Monday October 13, 2014
Recent research concludes that learning and development (L&D) activity is failing to deliver lasting impacts for two-thirds of organisations in the UK and is starved of the resources it needs to be effective (Profitability 2014).
Is this because L&D still involves sheep dipping people in generic courses, perceived as a cost to the business and simply a tick-box exercise? We know that even in organisations that profess to offer continuous development, the learning on offer does not necessarily meet the needs of the individual or the business and is rarely delivered when it’s needed in the way that will provide ‘stickability’.
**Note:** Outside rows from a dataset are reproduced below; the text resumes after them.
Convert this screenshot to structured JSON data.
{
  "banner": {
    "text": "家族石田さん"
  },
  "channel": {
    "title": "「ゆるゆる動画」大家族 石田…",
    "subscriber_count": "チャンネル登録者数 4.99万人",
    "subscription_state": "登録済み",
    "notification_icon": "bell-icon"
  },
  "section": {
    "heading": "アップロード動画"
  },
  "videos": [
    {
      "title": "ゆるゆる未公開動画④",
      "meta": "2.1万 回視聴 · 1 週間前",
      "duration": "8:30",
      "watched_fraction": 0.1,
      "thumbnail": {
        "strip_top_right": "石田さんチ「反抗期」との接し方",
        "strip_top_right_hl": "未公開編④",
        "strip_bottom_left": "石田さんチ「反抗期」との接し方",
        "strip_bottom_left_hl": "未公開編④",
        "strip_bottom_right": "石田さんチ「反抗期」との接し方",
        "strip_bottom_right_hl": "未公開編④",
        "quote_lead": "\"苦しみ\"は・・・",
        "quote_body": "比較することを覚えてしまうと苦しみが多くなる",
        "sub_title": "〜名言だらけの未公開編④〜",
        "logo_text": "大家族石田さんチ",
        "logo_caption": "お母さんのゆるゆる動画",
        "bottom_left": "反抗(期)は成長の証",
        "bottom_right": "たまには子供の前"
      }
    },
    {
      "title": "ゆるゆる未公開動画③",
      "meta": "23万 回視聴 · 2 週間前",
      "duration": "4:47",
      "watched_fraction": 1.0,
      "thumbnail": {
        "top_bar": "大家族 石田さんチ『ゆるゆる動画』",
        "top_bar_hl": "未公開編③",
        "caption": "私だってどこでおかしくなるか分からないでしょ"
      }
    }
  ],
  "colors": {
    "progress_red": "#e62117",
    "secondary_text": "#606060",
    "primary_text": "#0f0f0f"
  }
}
For an organisation to run effectively and keep people engaged, individuals require access to learning and development; a clear career path should they want to progress; strong leadership; similar values to the business; and effective communication. Ignoring this is proven to cause long-term damage through demotivation, disengagement, and adversely affect retention.
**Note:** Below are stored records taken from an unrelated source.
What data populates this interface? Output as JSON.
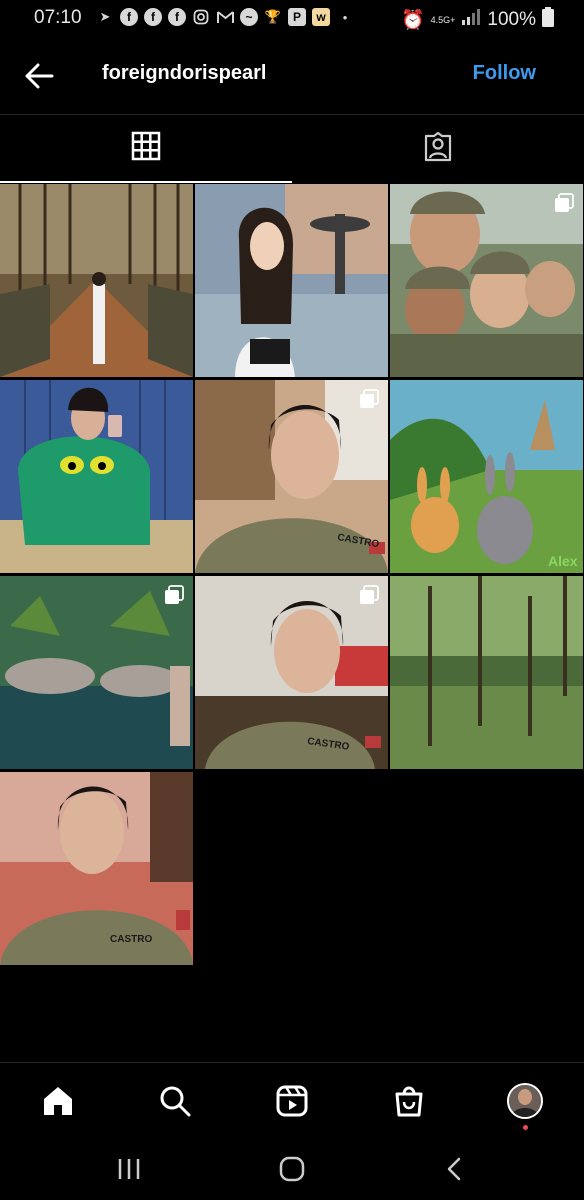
{
  "status_bar": {
    "time": "07:10",
    "network": "4.5G+",
    "battery": "100%",
    "notification_icons": [
      "telegram-icon",
      "facebook-icon",
      "facebook-icon",
      "facebook-icon",
      "instagram-icon",
      "gmail-icon",
      "messenger-icon",
      "trophy-icon",
      "p-app-icon",
      "w-app-icon",
      "dot-icon"
    ]
  },
  "header": {
    "username": "foreigndorispearl",
    "follow_label": "Follow"
  },
  "tabs": [
    {
      "name": "posts-grid-tab",
      "icon": "grid-icon",
      "selected": true
    },
    {
      "name": "tagged-tab",
      "icon": "tagged-person-icon",
      "selected": false
    }
  ],
  "posts": [
    {
      "subject": "forest path with woman in white jacket",
      "multi": false
    },
    {
      "subject": "woman by fountain",
      "multi": false
    },
    {
      "subject": "soldiers group selfie",
      "multi": true
    },
    {
      "subject": "woman in green grinch sweater by lockers",
      "multi": false
    },
    {
      "subject": "woman in uniform selfie, Castro",
      "multi": true
    },
    {
      "subject": "cartoon rabbits, Alex",
      "overlay_text": "Alex",
      "multi": false
    },
    {
      "subject": "rock pond with palms",
      "multi": true
    },
    {
      "subject": "woman in uniform selfie, Castro",
      "multi": true
    },
    {
      "subject": "green forest",
      "multi": false
    },
    {
      "subject": "woman in uniform close-up",
      "multi": false
    }
  ],
  "bottom_nav": [
    "home-icon",
    "search-icon",
    "reels-icon",
    "shop-icon",
    "profile-avatar"
  ],
  "colors": {
    "accent": "#3d9bef",
    "background": "#000000",
    "notification_dot": "#ed4956"
  }
}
In order to create a culture where these needs are met, people are encouraged to drive their own development and learn independently, great organisations recognise individuals have different learning styles and aspirations. To reach goals and perform at their highest level people require easy access to the tools that will support this. In a blog by Monique Valcour for Harvard Business Review she concludes that 70% of employee learning and development happens on the job, not through formal training programs.
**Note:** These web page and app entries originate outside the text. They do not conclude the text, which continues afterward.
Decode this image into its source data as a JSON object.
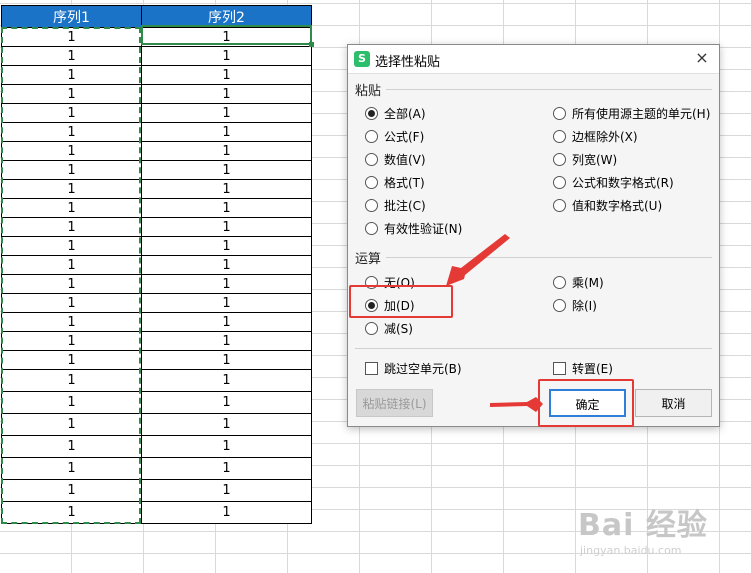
{
  "sheet": {
    "headers": [
      "序列1",
      "序列2"
    ],
    "rows": [
      [
        "1",
        "1"
      ],
      [
        "1",
        "1"
      ],
      [
        "1",
        "1"
      ],
      [
        "1",
        "1"
      ],
      [
        "1",
        "1"
      ],
      [
        "1",
        "1"
      ],
      [
        "1",
        "1"
      ],
      [
        "1",
        "1"
      ],
      [
        "1",
        "1"
      ],
      [
        "1",
        "1"
      ],
      [
        "1",
        "1"
      ],
      [
        "1",
        "1"
      ],
      [
        "1",
        "1"
      ],
      [
        "1",
        "1"
      ],
      [
        "1",
        "1"
      ],
      [
        "1",
        "1"
      ],
      [
        "1",
        "1"
      ],
      [
        "1",
        "1"
      ],
      [
        "1",
        "1"
      ],
      [
        "1",
        "1"
      ],
      [
        "1",
        "1"
      ],
      [
        "1",
        "1"
      ],
      [
        "1",
        "1"
      ],
      [
        "1",
        "1"
      ],
      [
        "1",
        "1"
      ]
    ]
  },
  "dialog": {
    "app_icon": "S",
    "title": "选择性粘贴",
    "close": "×",
    "paste_section": "粘贴",
    "paste_options_left": [
      {
        "label": "全部(A)",
        "checked": true
      },
      {
        "label": "公式(F)",
        "checked": false
      },
      {
        "label": "数值(V)",
        "checked": false
      },
      {
        "label": "格式(T)",
        "checked": false
      },
      {
        "label": "批注(C)",
        "checked": false
      },
      {
        "label": "有效性验证(N)",
        "checked": false
      }
    ],
    "paste_options_right": [
      {
        "label": "所有使用源主题的单元(H)",
        "checked": false
      },
      {
        "label": "边框除外(X)",
        "checked": false
      },
      {
        "label": "列宽(W)",
        "checked": false
      },
      {
        "label": "公式和数字格式(R)",
        "checked": false
      },
      {
        "label": "值和数字格式(U)",
        "checked": false
      }
    ],
    "operation_section": "运算",
    "operation_left": [
      {
        "label": "无(O)",
        "checked": false
      },
      {
        "label": "加(D)",
        "checked": true
      },
      {
        "label": "减(S)",
        "checked": false
      }
    ],
    "operation_right": [
      {
        "label": "乘(M)",
        "checked": false
      },
      {
        "label": "除(I)",
        "checked": false
      }
    ],
    "skip_blanks": "跳过空单元(B)",
    "transpose": "转置(E)",
    "paste_link": "粘贴链接(L)",
    "ok": "确定",
    "cancel": "取消"
  },
  "watermark": {
    "main": "Bai 经验",
    "sub": "jingyan.baidu.com"
  },
  "colors": {
    "header_bg": "#1a73c7",
    "selection_green": "#2e8b4a",
    "highlight_red": "#e53935",
    "primary_border": "#2f7fd8"
  }
}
The key to ensuring a culture of learning and development is keeping it simple. Forget sitting people in classrooms (in most cases at least) instead explore the many low-cost / no-cost methods of delivery. Clearly pinpointing needs for individuals allows you to map out learning pathways which employees can take ownership for and enable them to drive their progression.
Here are our top three tips for embedding this in your organisation:
1. Learning that is appropriate to the individual – people learn in different ways, so finding a plan that suits them enables and encourages individuals to drive their own learning journey, and therefore be in charge of reaching goals, linking to those of the business. Interestingly action learning was recently rated as the most effective L&D practice whether this was through on-the-job training (69%), coaching-based learning (57%), business simulations (43%) or computer-based games (38%). Identify the best approach for individuals, and then make it their responsibility to see it through.
2. Creating a Wiki community – with technology these days playing an important role in our lives, more organisations are looking for online tools such as Wikis that combine learning and collaboration. Their role is to collect and organise content which is created by its users. Much like our very own Talent Toolbox™ Learning Wiki which will be available in 2015 - organisations can manage necessary learning such as ‘how to’s’ which can be available to employees as and when they need to know. Ensure the goal of the Wiki is clear and is communicated to the organisation, and that there is a moderator to check that all content meets the needs of individuals and the business.
3. Sharing learning experiences and expertise – a resource that is often overlooked when it comes to learning is the talent within your organisation. Employees are bursting with experience and knowledge that they long to share with others, so encourage group discussions and development that are participant-led. People can learn from one another, and is also brilliant for leadership development.
By enabling a learning culture that gives a lasting impact and added value to individuals, your people will be taking the lead on their own development, be highly knowledgeable, have a positive outlook, and will work together to grow the business.